Not long after launching her music career, Johnson left the R&B and funk that had gained her a following and switched to playing straight-ahead jazz. “Some of my old audience has followed me, but some have not,” she says. Recently she recorded a new album with bassist Rob Thorsen and Fernando Gomez on drums.
Johnson, 31, drives a cornflower blue Volkswagen from generations past. Recently, she left North County and moved into a shared house in South Park. She has a pair of deep red scratches on an arm: “Gardening,” she says.
Where are you from?
“When my parents split up, I grew up in two different parts of the country. I spent part of the time in Poway and part of the time in Arkansas.
When did you discover guitar?
“It was when I was in my 20s. I learned jazz voicings because I wanted to sing over that sound.”
You won a San Diego Music award in 2010 for Best Jazz Album.
“And it was an R&B album.” She laughs.

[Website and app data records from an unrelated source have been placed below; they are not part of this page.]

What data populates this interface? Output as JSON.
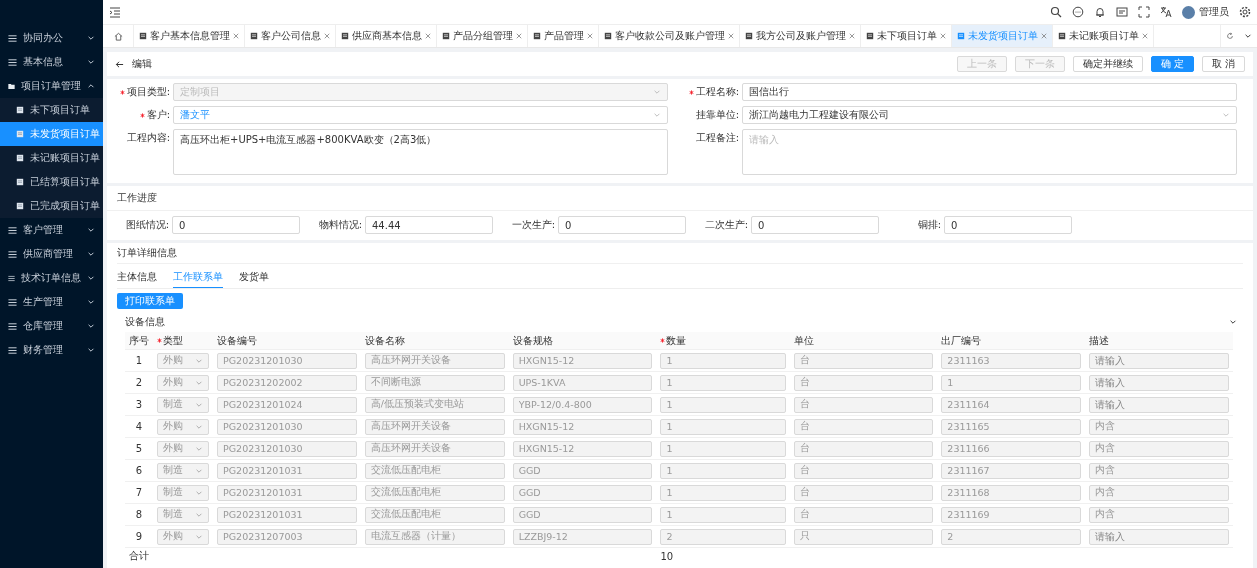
{
  "top_bar": {
    "user_name": "管理员"
  },
  "sidebar": {
    "items": [
      {
        "label": "协同办公",
        "expanded": false
      },
      {
        "label": "基本信息",
        "expanded": false
      },
      {
        "label": "项目订单管理",
        "expanded": true,
        "children": [
          {
            "label": "未下项目订单",
            "selected": false
          },
          {
            "label": "未发货项目订单",
            "selected": true
          },
          {
            "label": "未记账项目订单",
            "selected": false
          },
          {
            "label": "已结算项目订单",
            "selected": false
          },
          {
            "label": "已完成项目订单",
            "selected": false
          }
        ]
      },
      {
        "label": "客户管理",
        "expanded": false
      },
      {
        "label": "供应商管理",
        "expanded": false
      },
      {
        "label": "技术订单信息",
        "expanded": false
      },
      {
        "label": "生产管理",
        "expanded": false
      },
      {
        "label": "仓库管理",
        "expanded": false
      },
      {
        "label": "财务管理",
        "expanded": false
      }
    ]
  },
  "tabs": [
    {
      "label": "客户基本信息管理",
      "selected": false
    },
    {
      "label": "客户公司信息",
      "selected": false
    },
    {
      "label": "供应商基本信息",
      "selected": false
    },
    {
      "label": "产品分组管理",
      "selected": false
    },
    {
      "label": "产品管理",
      "selected": false
    },
    {
      "label": "客户收款公司及账户管理",
      "selected": false
    },
    {
      "label": "我方公司及账户管理",
      "selected": false
    },
    {
      "label": "未下项目订单",
      "selected": false
    },
    {
      "label": "未发货项目订单",
      "selected": true
    },
    {
      "label": "未记账项目订单",
      "selected": false
    }
  ],
  "page": {
    "title": "编辑",
    "buttons": [
      {
        "label": "上一条",
        "kind": "default",
        "disabled": true
      },
      {
        "label": "下一条",
        "kind": "default",
        "disabled": true
      },
      {
        "label": "确定并继续",
        "kind": "default",
        "disabled": false
      },
      {
        "label": "确 定",
        "kind": "primary",
        "disabled": false
      },
      {
        "label": "取 消",
        "kind": "default",
        "disabled": false
      }
    ]
  },
  "form": {
    "fields": [
      {
        "label": "项目类型:",
        "required": true,
        "kind": "select",
        "value": "定制项目",
        "disabled": true
      },
      {
        "label": "工程名称:",
        "required": true,
        "kind": "input",
        "value": "国信出行"
      },
      {
        "label": "客户:",
        "required": true,
        "kind": "select",
        "value": "潘文平",
        "highlighted": true
      },
      {
        "label": "挂靠单位:",
        "required": false,
        "kind": "select",
        "value": "浙江尚越电力工程建设有限公司"
      },
      {
        "label": "工程内容:",
        "required": false,
        "kind": "textarea",
        "value": "高压环出柜+UPS+电流互感器+800KVA欧变（2高3低）"
      },
      {
        "label": "工程备注:",
        "required": false,
        "kind": "textarea",
        "placeholder": "请输入"
      }
    ]
  },
  "progress": {
    "title": "工作进度",
    "fields": [
      {
        "label": "图纸情况:",
        "value": "0"
      },
      {
        "label": "物料情况:",
        "value": "44.44"
      },
      {
        "label": "一次生产:",
        "value": "0"
      },
      {
        "label": "二次生产:",
        "value": "0"
      },
      {
        "label": "铜排:",
        "value": "0"
      }
    ]
  },
  "details": {
    "title": "订单详细信息",
    "tabs": [
      {
        "label": "主体信息",
        "selected": false
      },
      {
        "label": "工作联系单",
        "selected": true
      },
      {
        "label": "发货单",
        "selected": false
      }
    ],
    "print_button": "打印联系单",
    "section": {
      "title": "设备信息",
      "expanded": true
    },
    "table": {
      "disabled": true,
      "columns": [
        {
          "label": "序号",
          "required": false
        },
        {
          "label": "类型",
          "required": true
        },
        {
          "label": "设备编号",
          "required": false
        },
        {
          "label": "设备名称",
          "required": false
        },
        {
          "label": "设备规格",
          "required": false
        },
        {
          "label": "数量",
          "required": true
        },
        {
          "label": "单位",
          "required": false
        },
        {
          "label": "出厂编号",
          "required": false
        },
        {
          "label": "描述",
          "required": false
        }
      ],
      "rows": [
        {
          "no": "1",
          "type": "外购",
          "code": "PG20231201030",
          "name": "高压环网开关设备",
          "spec": "HXGN15-12",
          "qty": "1",
          "unit": "台",
          "factory_no": "2311163",
          "description_placeholder": "请输入"
        },
        {
          "no": "2",
          "type": "外购",
          "code": "PG20231202002",
          "name": "不间断电源",
          "spec": "UPS-1KVA",
          "qty": "1",
          "unit": "台",
          "factory_no": "1",
          "description_placeholder": "请输入"
        },
        {
          "no": "3",
          "type": "制造",
          "code": "PG20231201024",
          "name": "高/低压预装式变电站",
          "spec": "YBP-12/0.4-800",
          "qty": "1",
          "unit": "台",
          "factory_no": "2311164",
          "description_placeholder": "请输入"
        },
        {
          "no": "4",
          "type": "外购",
          "code": "PG20231201030",
          "name": "高压环网开关设备",
          "spec": "HXGN15-12",
          "qty": "1",
          "unit": "台",
          "factory_no": "2311165",
          "description": "内含"
        },
        {
          "no": "5",
          "type": "外购",
          "code": "PG20231201030",
          "name": "高压环网开关设备",
          "spec": "HXGN15-12",
          "qty": "1",
          "unit": "台",
          "factory_no": "2311166",
          "description": "内含"
        },
        {
          "no": "6",
          "type": "制造",
          "code": "PG20231201031",
          "name": "交流低压配电柜",
          "spec": "GGD",
          "qty": "1",
          "unit": "台",
          "factory_no": "2311167",
          "description": "内含"
        },
        {
          "no": "7",
          "type": "制造",
          "code": "PG20231201031",
          "name": "交流低压配电柜",
          "spec": "GGD",
          "qty": "1",
          "unit": "台",
          "factory_no": "2311168",
          "description": "内含"
        },
        {
          "no": "8",
          "type": "制造",
          "code": "PG20231201031",
          "name": "交流低压配电柜",
          "spec": "GGD",
          "qty": "1",
          "unit": "台",
          "factory_no": "2311169",
          "description": "内含"
        },
        {
          "no": "9",
          "type": "外购",
          "code": "PG20231207003",
          "name": "电流互感器（计量）",
          "spec": "LZZBJ9-12",
          "qty": "2",
          "unit": "只",
          "factory_no": "2",
          "description_placeholder": "请输入"
        }
      ],
      "total": {
        "label": "合计",
        "qty": "10"
      }
    }
  }
}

Recently, you were nominated for Best Jazz Artist by the sDMA. Do you feel any pressure to win?
“My roommate asked me if anybody was sweating me — you know, giving me any trouble because of the award and the nomination and being so new to jazz. If they are, I don’t know about it. I’m just trying to learn this music.”
I heard you on New Jazz Thing (a radio program on Jazz 88.3) and your sound was borderline vintage, like you were using some kind of an ancient microphone. That sound, in fact, is what moved me to call you.
“It came out that way because the engineer put the one microphone in the middle of the room."
That’s not your actual sound?
“No. But a lot of my fans told me that my last record doesn’t sound like me, the way I sound live. So we recorded the new record with everybody in the same room playing together, and we tracked it live in two days.”
I’m noticing while we talk that your singing voice is different from your speaking voice.
“People have told me that when they close their eyes while I’m singing, that sometimes they see someone else.”
How about you — do you see someone else when you’re singing?
She laughs. “I think I’ve had so many lifetimes. Yes. I think sometimes I can feel that.”
Is there a song in your repertoire that reminds you instantly of why you made the switch to jazz?
She thinks for a minute and then comes up with this: “When Sonny Gets Blue.”
Something convinced you to leave a steady gig with a paycheck and benefits.
“In 2008 the banks collapsed. The people I worked with started tripping, and they became afraid of losing jobs they hated. That’s when I realized that everything was all false.”
You started working in a bank at the age of 16.
“In time, I became the person in the office they would call on to chill out angry customers. Now, sometimes people from the banking days will be at my gig and they’ll say, ‘Hey, aren’t you...?’”
You just finished a gig at the Museum of Photographic Arts in Balboa Park. What’s next?
“I got an email invitation from a booking agency to play a gig in Istanbul. And I’m starting to play in Mexico, through the cultural center there.” ■